• Assigned task: All entries must be given again in full, exactly as they were supplied.

• Records provided:
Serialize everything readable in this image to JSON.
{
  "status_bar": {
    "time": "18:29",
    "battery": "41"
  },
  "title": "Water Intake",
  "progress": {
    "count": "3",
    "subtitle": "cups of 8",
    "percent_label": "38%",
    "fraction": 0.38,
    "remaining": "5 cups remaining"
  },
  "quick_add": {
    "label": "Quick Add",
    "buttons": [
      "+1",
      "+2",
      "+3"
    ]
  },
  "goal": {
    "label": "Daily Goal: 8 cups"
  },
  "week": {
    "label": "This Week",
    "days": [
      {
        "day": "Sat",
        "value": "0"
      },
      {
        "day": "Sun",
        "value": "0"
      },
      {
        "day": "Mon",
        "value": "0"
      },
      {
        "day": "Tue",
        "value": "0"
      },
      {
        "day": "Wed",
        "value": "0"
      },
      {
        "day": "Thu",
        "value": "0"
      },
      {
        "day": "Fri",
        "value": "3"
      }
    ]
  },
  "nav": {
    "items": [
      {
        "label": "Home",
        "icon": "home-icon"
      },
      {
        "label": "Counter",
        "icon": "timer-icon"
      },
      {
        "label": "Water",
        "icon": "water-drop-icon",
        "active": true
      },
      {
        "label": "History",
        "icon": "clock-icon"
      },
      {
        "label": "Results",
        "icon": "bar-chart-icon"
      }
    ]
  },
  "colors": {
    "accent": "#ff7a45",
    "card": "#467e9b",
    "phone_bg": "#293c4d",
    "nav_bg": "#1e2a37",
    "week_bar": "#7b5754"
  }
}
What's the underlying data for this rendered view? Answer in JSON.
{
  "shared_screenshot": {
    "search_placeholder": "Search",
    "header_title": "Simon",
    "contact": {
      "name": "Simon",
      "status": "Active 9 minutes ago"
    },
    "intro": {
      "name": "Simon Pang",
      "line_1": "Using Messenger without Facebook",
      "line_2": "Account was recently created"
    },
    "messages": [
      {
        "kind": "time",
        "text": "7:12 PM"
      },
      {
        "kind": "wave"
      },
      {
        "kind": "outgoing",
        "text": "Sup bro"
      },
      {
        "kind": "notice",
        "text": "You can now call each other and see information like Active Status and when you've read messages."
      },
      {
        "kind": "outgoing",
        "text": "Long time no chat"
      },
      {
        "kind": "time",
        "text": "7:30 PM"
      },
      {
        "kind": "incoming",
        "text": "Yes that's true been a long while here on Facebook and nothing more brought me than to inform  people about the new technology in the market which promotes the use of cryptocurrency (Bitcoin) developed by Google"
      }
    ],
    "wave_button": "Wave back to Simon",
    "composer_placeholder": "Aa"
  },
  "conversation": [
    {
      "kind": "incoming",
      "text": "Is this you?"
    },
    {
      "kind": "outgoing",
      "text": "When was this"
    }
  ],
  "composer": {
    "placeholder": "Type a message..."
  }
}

• Task result:
Serialize everything readable in this image to JSON.
{
  "status_bar": {
    "time": "18:29",
    "battery": "41"
  },
  "title": "Water Intake",
  "progress": {
    "count": "3",
    "subtitle": "cups of 8",
    "percent_label": "38%",
    "fraction": 0.38,
    "remaining": "5 cups remaining"
  },
  "quick_add": {
    "label": "Quick Add",
    "buttons": [
      "+1",
      "+2",
      "+3"
    ]
  },
  "goal": {
    "label": "Daily Goal: 8 cups"
  },
  "week": {
    "label": "This Week",
    "days": [
      {
        "day": "Sat",
        "value": "0"
      },
      {
        "day": "Sun",
        "value": "0"
      },
      {
        "day": "Mon",
        "value": "0"
      },
      {
        "day": "Tue",
        "value": "0"
      },
      {
        "day": "Wed",
        "value": "0"
      },
      {
        "day": "Thu",
        "value": "0"
      },
      {
        "day": "Fri",
        "value": "3"
      }
    ]
  },
  "nav": {
    "items": [
      {
        "label": "Home",
        "icon": "home-icon"
      },
      {
        "label": "Counter",
        "icon": "timer-icon"
      },
      {
        "label": "Water",
        "icon": "water-drop-icon",
        "active": true
      },
      {
        "label": "History",
        "icon": "clock-icon"
      },
      {
        "label": "Results",
        "icon": "bar-chart-icon"
      }
    ]
  },
  "colors": {
    "accent": "#ff7a45",
    "card": "#467e9b",
    "phone_bg": "#293c4d",
    "nav_bg": "#1e2a37",
    "week_bar": "#7b5754"
  }
}
What's the underlying data for this rendered view? Answer in JSON.
{
  "shared_screenshot": {
    "search_placeholder": "Search",
    "header_title": "Simon",
    "contact": {
      "name": "Simon",
      "status": "Active 9 minutes ago"
    },
    "intro": {
      "name": "Simon Pang",
      "line_1": "Using Messenger without Facebook",
      "line_2": "Account was recently created"
    },
    "messages": [
      {
        "kind": "time",
        "text": "7:12 PM"
      },
      {
        "kind": "wave"
      },
      {
        "kind": "outgoing",
        "text": "Sup bro"
      },
      {
        "kind": "notice",
        "text": "You can now call each other and see information like Active Status and when you've read messages."
      },
      {
        "kind": "outgoing",
        "text": "Long time no chat"
      },
      {
        "kind": "time",
        "text": "7:30 PM"
      },
      {
        "kind": "incoming",
        "text": "Yes that's true been a long while here on Facebook and nothing more brought me than to inform  people about the new technology in the market which promotes the use of cryptocurrency (Bitcoin) developed by Google"
      }
    ],
    "wave_button": "Wave back to Simon",
    "composer_placeholder": "Aa"
  },
  "conversation": [
    {
      "kind": "incoming",
      "text": "Is this you?"
    },
    {
      "kind": "outgoing",
      "text": "When was this"
    }
  ],
  "composer": {
    "placeholder": "Type a message..."
  }
}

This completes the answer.